Is there an everyday challenge that you experience and think to yourself “AGH, I wish someone would create a…to fix this”? For the last few months the middle schoolers have entered a Dragons Den competition (we’ve renamed it the Academy of Anaconda’s). Their task has been to think about these everyday problems and create a service or product that solves the problem. Eventually these students will be pitching their business to a panel of the Academy’s finest business Anacondas. The students have gone through many steps along the way. One of the first steps that the students went through was thinking about what makes a good business and what makes a good pitch. As a class we analyzed various pitches and businesses presented on Dragon’s Den and we had guest lecturers come to speak with the class about the challenges and triumphs of developing a business.
These guest lecturers included a founder of a Kombucha company and an Art Production company based out of Toronto. Once we had a better understanding of what makes a good business plan and pitch, the students were off to the races. They figured out what their business was going to be, who their niche audience was, and created models of their product or plans of their service. Throughout the process students have given and received a lot of feedback about their business. They have supported one anothers projects as well as received feedback from experts in their respective fields. You can see their mini-pitch along with some of the feedback they received here. We look forward to continuing to fine tune these business plans, developing websites for their businesses and ultimately preparing for the big day where students pitch their ideas to a panel of Anaconda’s.
– Dayna and MJ
Middle school students at the Academy have started 2021 learning about life sciences. Students learned about the qualities that we use to define what is living and explored how certain living things interact within ecosystems.
Since then, they have honed in on the basic unit of life, the cell! They investigated tissues using virtual microscopes and discovered variations between the structures found in plant and animal cells. Next, they demonstrated their learning by making cell models, using a legend and written descriptions to highlight functions and interactions between the structures making up these microscopic marvels.
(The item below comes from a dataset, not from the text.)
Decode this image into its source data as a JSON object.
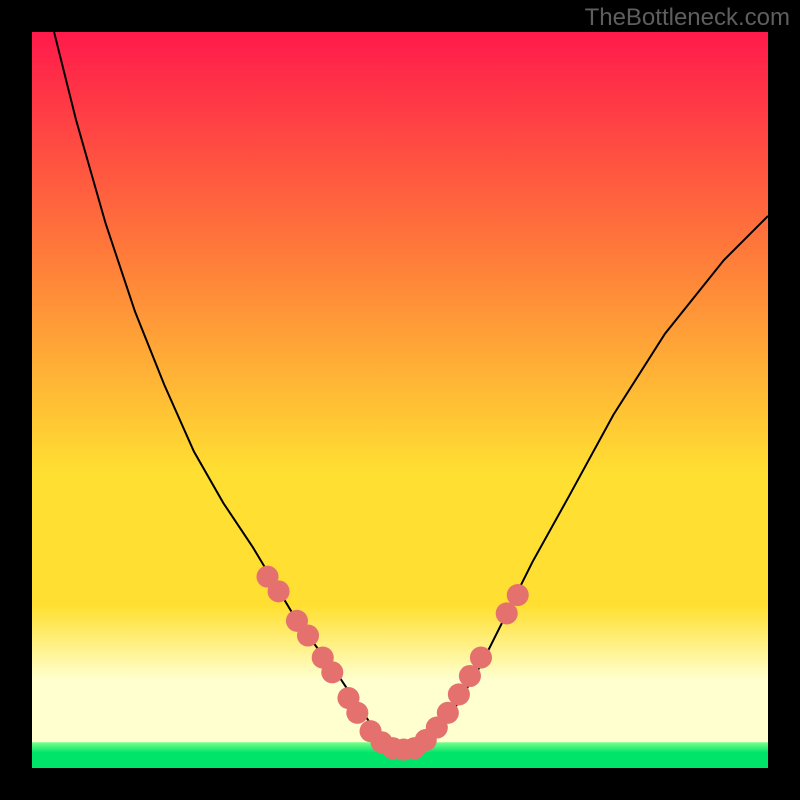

Moving forward, they’ll continue to build on their understanding of cell processes and learn how cells can work together to form functioning tissues, organs and systems in multicellular organisms.